in syria. but what that led to in practice is the rapid rise and emergence of the most successful extremist group of recent decades. isis. tarun: richard, final word to you. please feel free to give us a plug ,> in terms of economic policy -- the theme as you look across the different tested a lot of opposition to the idea of the u.s. withdrawing from commitments around the world and putting up barriers, restrictions on people entering the country from muslim nations, putting a wall between the u.s. and mexico, pulling out of trade agreements, pulling out of the iran nuclear deal.
all these questions we ask about policies. it played into how people view america's role in the world. to put a plug in for research, at attitudesoking towards globalization and democracy around the world. it is being debated a lot, high level right now, hopefully we some data that debate on how average citizens around the world think about these different components of that order. >> thank you all very much. [applause]

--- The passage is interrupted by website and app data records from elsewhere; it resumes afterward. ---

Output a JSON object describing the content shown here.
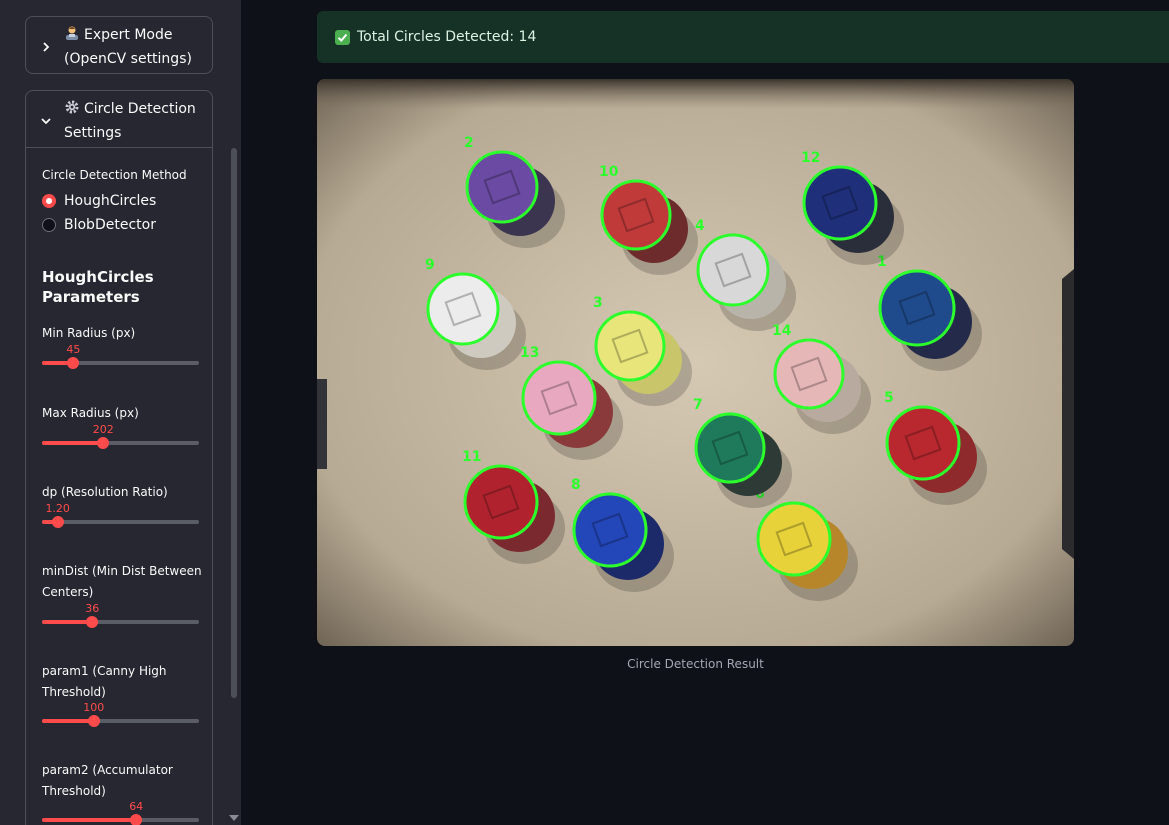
{
  "sidebar": {
    "expert_mode": {
      "label_line1": "Expert Mode",
      "label_line2": "(OpenCV settings)"
    },
    "circle_detection": {
      "label_line1": "Circle Detection",
      "label_line2": "Settings",
      "method_label": "Circle Detection Method",
      "methods": [
        {
          "label": "HoughCircles",
          "selected": true
        },
        {
          "label": "BlobDetector",
          "selected": false
        }
      ],
      "params_title_line1": "HoughCircles",
      "params_title_line2": "Parameters",
      "sliders": {
        "min_radius": {
          "label": "Min Radius (px)",
          "value": "45",
          "fraction": 0.2
        },
        "max_radius": {
          "label": "Max Radius (px)",
          "value": "202",
          "fraction": 0.39
        },
        "dp": {
          "label": "dp (Resolution Ratio)",
          "value": "1.20",
          "fraction": 0.1
        },
        "min_dist": {
          "label_line1": "minDist (Min Dist Between",
          "label_line2": "Centers)",
          "value": "36",
          "fraction": 0.32
        },
        "param1": {
          "label_line1": "param1 (Canny High",
          "label_line2": "Threshold)",
          "value": "100",
          "fraction": 0.33
        },
        "param2": {
          "label_line1": "param2 (Accumulator",
          "label_line2": "Threshold)",
          "value": "64",
          "fraction": 0.6
        }
      }
    }
  },
  "main": {
    "alert_text": "Total Circles Detected: 14",
    "caption": "Circle Detection Result"
  },
  "detections": [
    "1",
    "2",
    "3",
    "4",
    "5",
    "6",
    "7",
    "8",
    "9",
    "10",
    "11",
    "12",
    "13",
    "14"
  ],
  "colors": {
    "accent": "#ff4b4b",
    "detect": "#2cff2c",
    "success_bg": "#163125"
  }
}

announcer: live sunday at noon eastern, author, journalist, and history professor herb boyd. >> i will often draw parallels between detroit and new york in the book. riots, there's3 a nice contrast, a nice comparison between what was happening in new york and what was happening in detroit, almost for the same reasons. you talk about the black community at each other's throats in terms of jobs and housing. 1943, we hadn the
one in harlem. 1968, same kind of thing. almost for the same conditions that created it. announcer: his books include "autobiography of the people," "by any means necessary," and "black detroit." >> the black lawyers, the black doctors, the black laborers, they all live right next to each other and benefit, so the class amalgamation was brought on at that time. certainly, that would be 1 -- the opportunity to have contact with people of another class. beginning, the melding of the black middle class in detroit. announcer: join our live, three-hour conversation with your calls, tweeps, and facebook questions on'look to thes "in -- on book tv's "in-depth."
announcer: sunday night on "afterwords," temple university professor heath davis examines gender identity in his book, "beyond the trains: does gender matter?" he's interviewed by the president and ceo of glaad. >> when we are talking about transgender discrimination, i think we are talking about having different, the predicate of those stereotypes. it's not so much about what you should and shouldn't do as a man or woman, but do you get to belong to the category of man or woman in the first place. i think that's an important distinction to draw. transgender people, like anybody, experience traditional sexism, but i try to point out in the book that there is something else going on, sex identity discrimination, which is about belonging to the
categories themselves. >> right. you put forward in this book that we should eliminate those categories in a lot of different places. ,nstead of a birth certificate college or professional level sports, most things in between. announcer: watch "afterwords," sunday night at 9:00 p.m. eastern on c-span2's book tv. announcer: president trump has accepted french president emmanuel macron's invitation to attend bastille day celebrations in paris on july 14. france 24's white house correspondent provided some analysis after the announcement. >> another dignitary has rsvp'd to emmanuel macron's invitation to attend bastille day celebrations.